(Dataset items)
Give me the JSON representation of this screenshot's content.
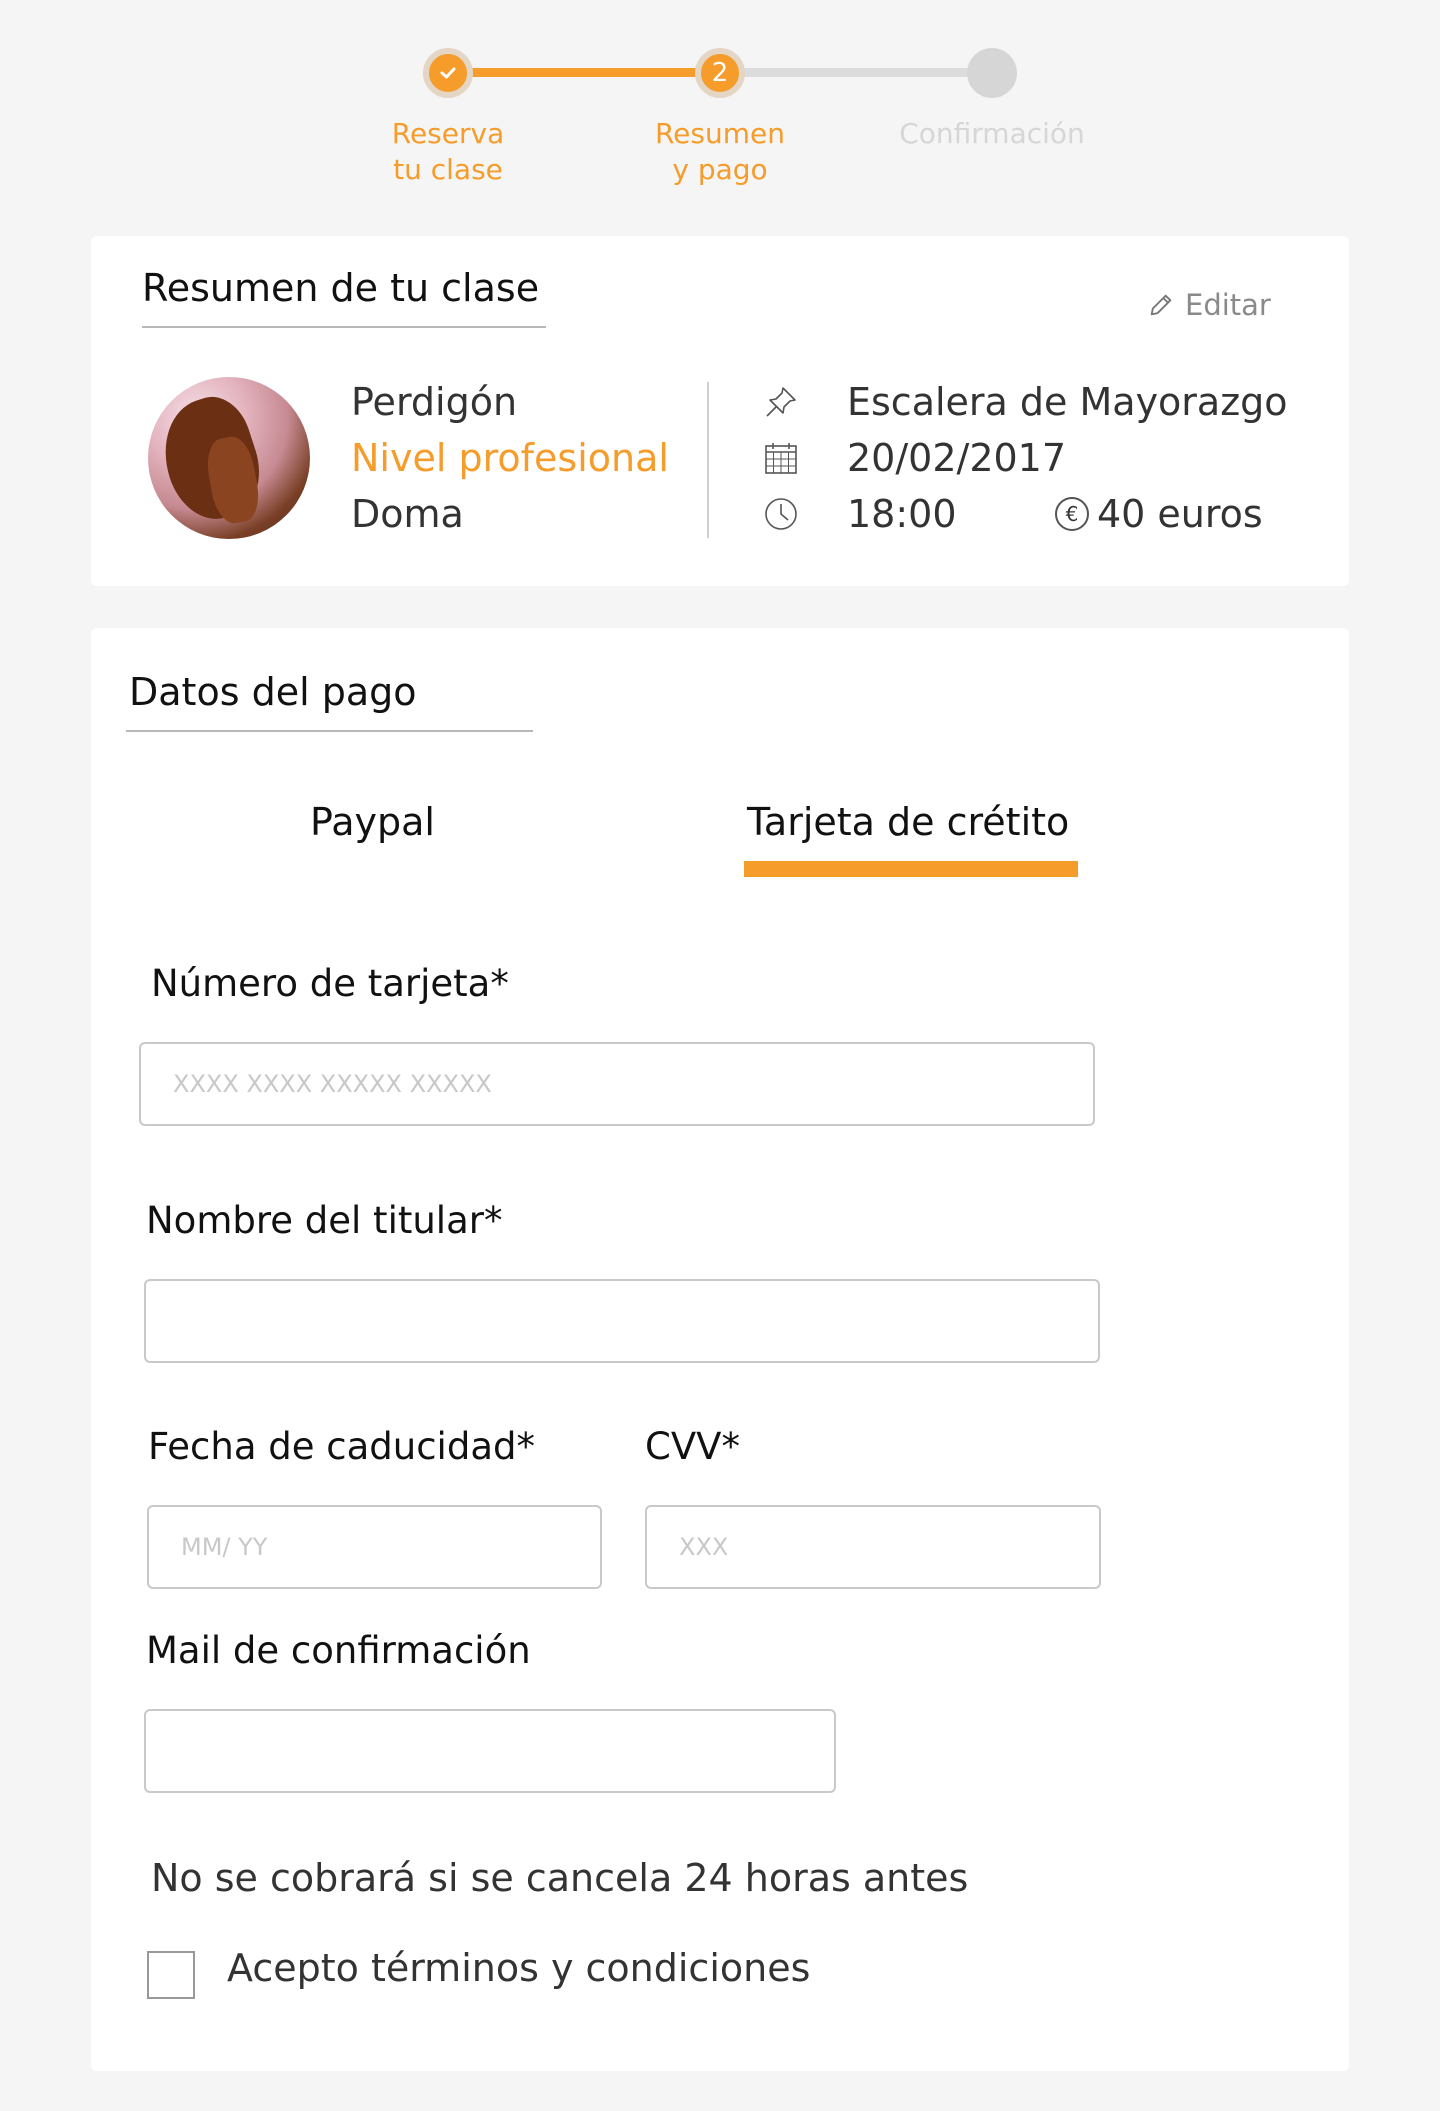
{
  "colors": {
    "accent": "#f59c2b",
    "inactive": "#d6d6d6",
    "background": "#f5f5f5"
  },
  "stepper": {
    "steps": [
      {
        "label": "Reserva\ntu clase",
        "state": "done",
        "icon": "check-icon"
      },
      {
        "label": "Resumen\ny pago",
        "state": "active",
        "number": "2"
      },
      {
        "label": "Confirmación",
        "state": "pending"
      }
    ]
  },
  "summary": {
    "title": "Resumen de tu clase",
    "edit_label": "Editar",
    "horse_name": "Perdigón",
    "level": "Nivel profesional",
    "discipline": "Doma",
    "location": "Escalera de Mayorazgo",
    "date": "20/02/2017",
    "time": "18:00",
    "price": "40 euros",
    "icons": [
      "pin-icon",
      "calendar-icon",
      "clock-icon",
      "euro-icon"
    ]
  },
  "payment": {
    "title": "Datos del pago",
    "tabs": [
      {
        "label": "Paypal",
        "selected": false
      },
      {
        "label": "Tarjeta de crétito",
        "selected": true
      }
    ],
    "card_number": {
      "label": "Número de tarjeta*",
      "placeholder": "XXXX XXXX XXXXX XXXXX",
      "value": ""
    },
    "holder_name": {
      "label": "Nombre del titular*",
      "placeholder": "",
      "value": ""
    },
    "expiry": {
      "label": "Fecha de caducidad*",
      "placeholder": "MM/ YY",
      "value": ""
    },
    "cvv": {
      "label": "CVV*",
      "placeholder": "XXX",
      "value": ""
    },
    "email": {
      "label": "Mail de confirmación",
      "placeholder": "",
      "value": ""
    },
    "note": "No se cobrará si se cancela 24 horas antes",
    "terms_label": "Acepto términos y condiciones",
    "terms_checked": false
  }
}
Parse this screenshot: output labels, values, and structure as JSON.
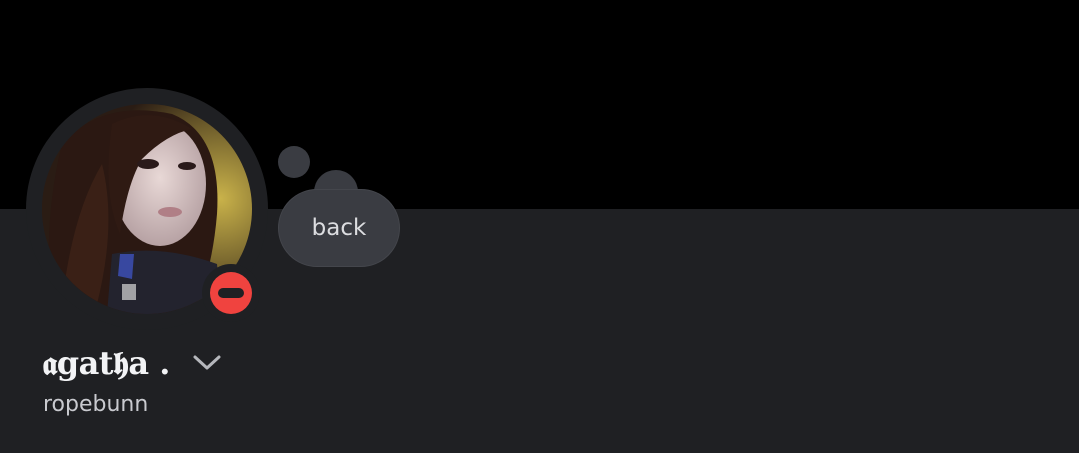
{
  "profile": {
    "display_name": "𝖆gat𝖍a .",
    "username": "ropebunn",
    "custom_status": "back",
    "status": "do-not-disturb",
    "avatar_description": "profile photo",
    "status_icon": "do-not-disturb-icon",
    "expand_icon": "chevron-down-icon"
  },
  "colors": {
    "banner": "#000000",
    "background": "#1f2023",
    "bubble": "#3a3c42",
    "dnd_red": "#f0433f",
    "text_primary": "#f2f3f5",
    "text_secondary": "#c9cacf"
  }
}
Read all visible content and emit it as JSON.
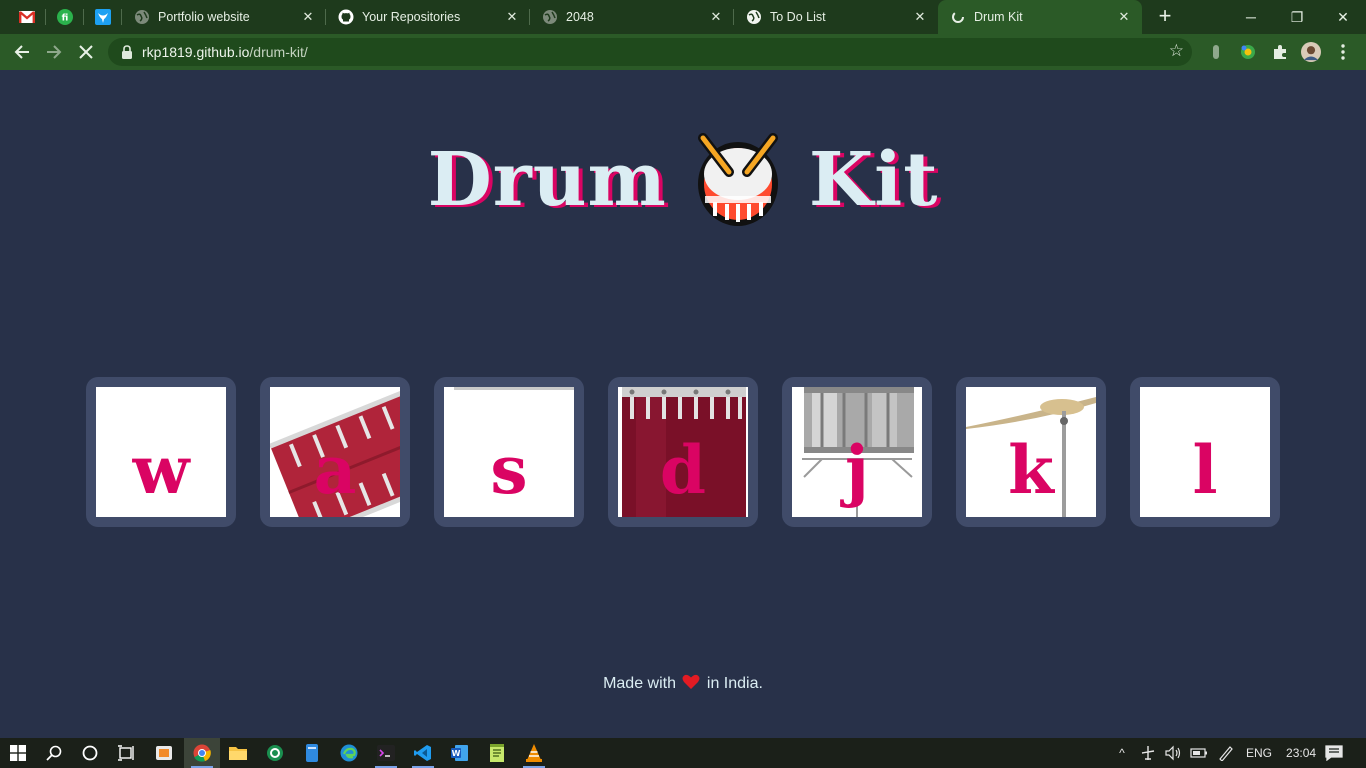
{
  "browser": {
    "pinned_tabs": [
      {
        "name": "gmail-tab-icon"
      },
      {
        "name": "feedly-tab-icon"
      },
      {
        "name": "bird-tab-icon"
      }
    ],
    "tabs": [
      {
        "title": "Portfolio website",
        "icon": "globe-icon",
        "active": false
      },
      {
        "title": "Your Repositories",
        "icon": "github-icon",
        "active": false
      },
      {
        "title": "2048",
        "icon": "globe-icon",
        "active": false
      },
      {
        "title": "To Do List",
        "icon": "globe-white-icon",
        "active": false
      },
      {
        "title": "Drum Kit",
        "icon": "loading-icon",
        "active": true
      }
    ],
    "close_glyph": "✕",
    "new_tab_glyph": "+",
    "url_host": "rkp1819.github.io",
    "url_path": "/drum-kit/",
    "window_controls": {
      "minimize": "─",
      "restore": "❐",
      "close": "✕"
    }
  },
  "page": {
    "title_left": "Drum",
    "title_right": "Kit",
    "keys": [
      "w",
      "a",
      "s",
      "d",
      "j",
      "k",
      "l"
    ],
    "footer_before": "Made with",
    "footer_after": "in India.",
    "colors": {
      "background": "#283149",
      "title": "#dbedf3",
      "accent": "#da0463",
      "key_frame": "#404b69"
    }
  },
  "taskbar": {
    "language": "ENG",
    "time": "23:04"
  }
}
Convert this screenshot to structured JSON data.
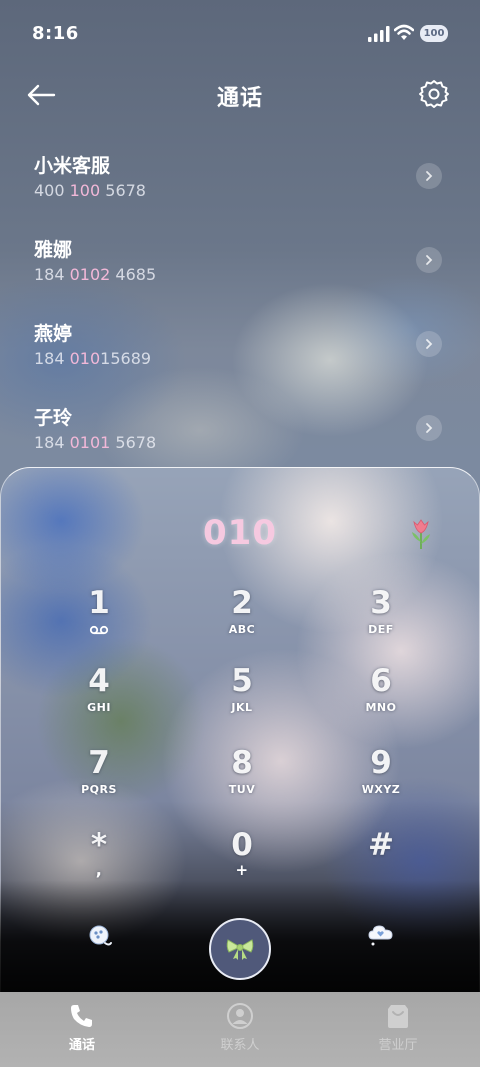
{
  "status_bar": {
    "time": "8:16",
    "battery": "100"
  },
  "header": {
    "title": "通话"
  },
  "calls": [
    {
      "name": "小米客服",
      "num_pre": "400 ",
      "num_hl": "100",
      "num_post": " 5678"
    },
    {
      "name": "雅娜",
      "num_pre": "184 ",
      "num_hl": "0102",
      "num_post": " 4685"
    },
    {
      "name": "燕婷",
      "num_pre": "184 ",
      "num_hl": "010",
      "num_post": "15689"
    },
    {
      "name": "子玲",
      "num_pre": "184 ",
      "num_hl": "0101",
      "num_post": " 5678"
    }
  ],
  "dialer": {
    "input": "010",
    "keys": [
      {
        "digit": "1",
        "letters": ""
      },
      {
        "digit": "2",
        "letters": "ABC"
      },
      {
        "digit": "3",
        "letters": "DEF"
      },
      {
        "digit": "4",
        "letters": "GHI"
      },
      {
        "digit": "5",
        "letters": "JKL"
      },
      {
        "digit": "6",
        "letters": "MNO"
      },
      {
        "digit": "7",
        "letters": "PQRS"
      },
      {
        "digit": "8",
        "letters": "TUV"
      },
      {
        "digit": "9",
        "letters": "WXYZ"
      },
      {
        "digit": "*",
        "letters": ","
      },
      {
        "digit": "0",
        "letters": "+"
      },
      {
        "digit": "#",
        "letters": ""
      }
    ]
  },
  "tabs": [
    {
      "label": "通话",
      "icon": "phone-icon"
    },
    {
      "label": "联系人",
      "icon": "contact-icon"
    },
    {
      "label": "营业厅",
      "icon": "store-icon"
    }
  ],
  "colors": {
    "highlight": "#f2b8d8",
    "input": "#f6c9e0",
    "call_button": "#50597a"
  }
}
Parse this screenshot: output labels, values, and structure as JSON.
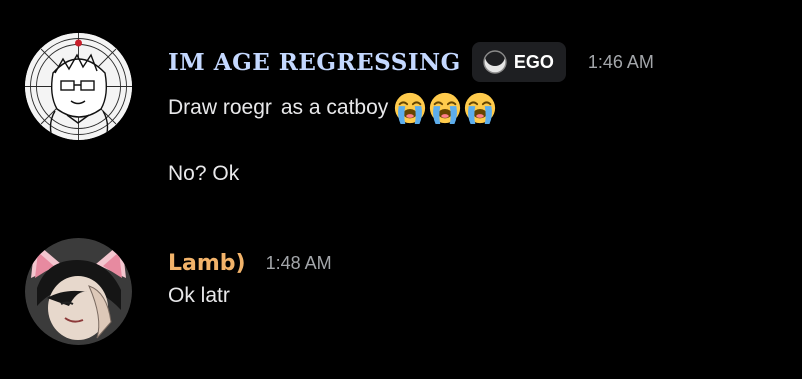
{
  "messages": [
    {
      "author": "IM AGE REGRESSING",
      "tag": {
        "label": "EGO",
        "icon": "moon-icon"
      },
      "time": "1:46 AM",
      "lines": [
        {
          "part1": "Draw roegr",
          "part2": "as a catboy",
          "emoji": [
            "loudly-crying-face-emoji",
            "loudly-crying-face-emoji",
            "loudly-crying-face-emoji"
          ]
        },
        {
          "text": "No? Ok"
        }
      ],
      "avatar": "spiderweb-sketch-avatar"
    },
    {
      "author": "Lamb)",
      "time": "1:48 AM",
      "lines": [
        {
          "text": "Ok latr"
        }
      ],
      "avatar": "cat-ear-portrait-avatar"
    }
  ],
  "colors": {
    "background": "#000000",
    "author1": "#c4d8ff",
    "author2": "#f2b36a",
    "timestamp": "#a3a6aa",
    "message_text": "#e8e8ea",
    "tag_background": "#1e1f22"
  }
}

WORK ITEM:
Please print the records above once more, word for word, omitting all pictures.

SOLUTION FOR THIS TASK:
Give me the JSON representation of this screenshot's content.
{
  "colors": {
    "accent": "#f59c2b",
    "inactive": "#d6d6d6",
    "background": "#f5f5f5"
  },
  "stepper": {
    "steps": [
      {
        "label": "Reserva\ntu clase",
        "state": "done",
        "icon": "check-icon"
      },
      {
        "label": "Resumen\ny pago",
        "state": "active",
        "number": "2"
      },
      {
        "label": "Confirmación",
        "state": "pending"
      }
    ]
  },
  "summary": {
    "title": "Resumen de tu clase",
    "edit_label": "Editar",
    "horse_name": "Perdigón",
    "level": "Nivel profesional",
    "discipline": "Doma",
    "location": "Escalera de Mayorazgo",
    "date": "20/02/2017",
    "time": "18:00",
    "price": "40 euros",
    "icons": [
      "pin-icon",
      "calendar-icon",
      "clock-icon",
      "euro-icon"
    ]
  },
  "payment": {
    "title": "Datos del pago",
    "tabs": [
      {
        "label": "Paypal",
        "selected": false
      },
      {
        "label": "Tarjeta de crétito",
        "selected": true
      }
    ],
    "card_number": {
      "label": "Número de tarjeta*",
      "placeholder": "XXXX XXXX XXXXX XXXXX",
      "value": ""
    },
    "holder_name": {
      "label": "Nombre del titular*",
      "placeholder": "",
      "value": ""
    },
    "expiry": {
      "label": "Fecha de caducidad*",
      "placeholder": "MM/ YY",
      "value": ""
    },
    "cvv": {
      "label": "CVV*",
      "placeholder": "XXX",
      "value": ""
    },
    "email": {
      "label": "Mail de confirmación",
      "placeholder": "",
      "value": ""
    },
    "note": "No se cobrará si se cancela 24 horas antes",
    "terms_label": "Acepto términos y condiciones",
    "terms_checked": false
  }
}
Parse this screenshot: output labels, values, and structure as JSON.
{
  "profile": {
    "display_name": "𝖆gat𝖍a .",
    "username": "ropebunn",
    "custom_status": "back",
    "status": "do-not-disturb",
    "avatar_description": "profile photo",
    "status_icon": "do-not-disturb-icon",
    "expand_icon": "chevron-down-icon"
  },
  "colors": {
    "banner": "#000000",
    "background": "#1f2023",
    "bubble": "#3a3c42",
    "dnd_red": "#f0433f",
    "text_primary": "#f2f3f5",
    "text_secondary": "#c9cacf"
  }
}
Read all visible content and emit it as JSON.
{
  "browser": {
    "pinned_tabs": [
      {
        "name": "gmail-tab-icon"
      },
      {
        "name": "feedly-tab-icon"
      },
      {
        "name": "bird-tab-icon"
      }
    ],
    "tabs": [
      {
        "title": "Portfolio website",
        "icon": "globe-icon",
        "active": false
      },
      {
        "title": "Your Repositories",
        "icon": "github-icon",
        "active": false
      },
      {
        "title": "2048",
        "icon": "globe-icon",
        "active": false
      },
      {
        "title": "To Do List",
        "icon": "globe-white-icon",
        "active": false
      },
      {
        "title": "Drum Kit",
        "icon": "loading-icon",
        "active": true
      }
    ],
    "close_glyph": "✕",
    "new_tab_glyph": "+",
    "url_host": "rkp1819.github.io",
    "url_path": "/drum-kit/",
    "window_controls": {
      "minimize": "─",
      "restore": "❐",
      "close": "✕"
    }
  },
  "page": {
    "title_left": "Drum",
    "title_right": "Kit",
    "keys": [
      "w",
      "a",
      "s",
      "d",
      "j",
      "k",
      "l"
    ],
    "footer_before": "Made with",
    "footer_after": "in India.",
    "colors": {
      "background": "#283149",
      "title": "#dbedf3",
      "accent": "#da0463",
      "key_frame": "#404b69"
    }
  },
  "taskbar": {
    "language": "ENG",
    "time": "23:04"
  }
}
Convert this screenshot to structured JSON data.
{
  "status_bar": {
    "time": "8:16",
    "battery": "100"
  },
  "header": {
    "title": "通话"
  },
  "calls": [
    {
      "name": "小米客服",
      "num_pre": "400 ",
      "num_hl": "100",
      "num_post": " 5678"
    },
    {
      "name": "雅娜",
      "num_pre": "184 ",
      "num_hl": "0102",
      "num_post": " 4685"
    },
    {
      "name": "燕婷",
      "num_pre": "184 ",
      "num_hl": "010",
      "num_post": "15689"
    },
    {
      "name": "子玲",
      "num_pre": "184 ",
      "num_hl": "0101",
      "num_post": " 5678"
    }
  ],
  "dialer": {
    "input": "010",
    "keys": [
      {
        "digit": "1",
        "letters": ""
      },
      {
        "digit": "2",
        "letters": "ABC"
      },
      {
        "digit": "3",
        "letters": "DEF"
      },
      {
        "digit": "4",
        "letters": "GHI"
      },
      {
        "digit": "5",
        "letters": "JKL"
      },
      {
        "digit": "6",
        "letters": "MNO"
      },
      {
        "digit": "7",
        "letters": "PQRS"
      },
      {
        "digit": "8",
        "letters": "TUV"
      },
      {
        "digit": "9",
        "letters": "WXYZ"
      },
      {
        "digit": "*",
        "letters": ","
      },
      {
        "digit": "0",
        "letters": "+"
      },
      {
        "digit": "#",
        "letters": ""
      }
    ]
  },
  "tabs": [
    {
      "label": "通话",
      "icon": "phone-icon"
    },
    {
      "label": "联系人",
      "icon": "contact-icon"
    },
    {
      "label": "营业厅",
      "icon": "store-icon"
    }
  ],
  "colors": {
    "highlight": "#f2b8d8",
    "input": "#f6c9e0",
    "call_button": "#50597a"
  }
}
Parse this screenshot: output labels, values, and structure as JSON.
{
  "messages": [
    {
      "author": "IM AGE REGRESSING",
      "tag": {
        "label": "EGO",
        "icon": "moon-icon"
      },
      "time": "1:46 AM",
      "lines": [
        {
          "part1": "Draw roegr",
          "part2": "as a catboy",
          "emoji": [
            "loudly-crying-face-emoji",
            "loudly-crying-face-emoji",
            "loudly-crying-face-emoji"
          ]
        },
        {
          "text": "No? Ok"
        }
      ],
      "avatar": "spiderweb-sketch-avatar"
    },
    {
      "author": "Lamb)",
      "time": "1:48 AM",
      "lines": [
        {
          "text": "Ok latr"
        }
      ],
      "avatar": "cat-ear-portrait-avatar"
    }
  ],
  "colors": {
    "background": "#000000",
    "author1": "#c4d8ff",
    "author2": "#f2b36a",
    "timestamp": "#a3a6aa",
    "message_text": "#e8e8ea",
    "tag_background": "#1e1f22"
  }
}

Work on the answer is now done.